*** Block opens ***

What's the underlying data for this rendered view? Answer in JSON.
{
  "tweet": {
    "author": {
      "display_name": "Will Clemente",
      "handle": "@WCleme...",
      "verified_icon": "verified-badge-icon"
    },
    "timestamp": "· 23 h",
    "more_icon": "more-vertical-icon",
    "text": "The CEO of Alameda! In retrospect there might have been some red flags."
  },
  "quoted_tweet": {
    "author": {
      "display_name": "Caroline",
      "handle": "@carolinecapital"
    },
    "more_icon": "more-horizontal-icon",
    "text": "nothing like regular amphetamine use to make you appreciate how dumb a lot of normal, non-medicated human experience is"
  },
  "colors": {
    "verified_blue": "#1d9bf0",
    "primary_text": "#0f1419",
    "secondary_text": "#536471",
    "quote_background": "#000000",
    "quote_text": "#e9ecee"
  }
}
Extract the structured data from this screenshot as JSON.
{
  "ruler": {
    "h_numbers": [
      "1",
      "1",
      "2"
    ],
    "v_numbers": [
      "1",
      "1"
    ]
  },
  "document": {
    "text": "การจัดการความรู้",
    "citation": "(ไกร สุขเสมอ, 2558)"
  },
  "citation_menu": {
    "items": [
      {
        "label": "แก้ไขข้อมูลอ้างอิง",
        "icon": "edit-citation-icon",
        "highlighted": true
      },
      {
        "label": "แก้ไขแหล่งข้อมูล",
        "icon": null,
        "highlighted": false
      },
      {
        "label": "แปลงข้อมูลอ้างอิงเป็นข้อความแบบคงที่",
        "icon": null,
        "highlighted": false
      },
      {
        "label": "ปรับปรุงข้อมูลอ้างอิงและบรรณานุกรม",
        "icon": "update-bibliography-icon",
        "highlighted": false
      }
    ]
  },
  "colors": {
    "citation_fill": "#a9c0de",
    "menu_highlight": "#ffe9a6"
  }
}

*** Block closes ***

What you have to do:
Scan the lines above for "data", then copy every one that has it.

Result of this task:
What's the underlying data for this rendered view? Answer in JSON.
Extract the structured data from this screenshot as JSON.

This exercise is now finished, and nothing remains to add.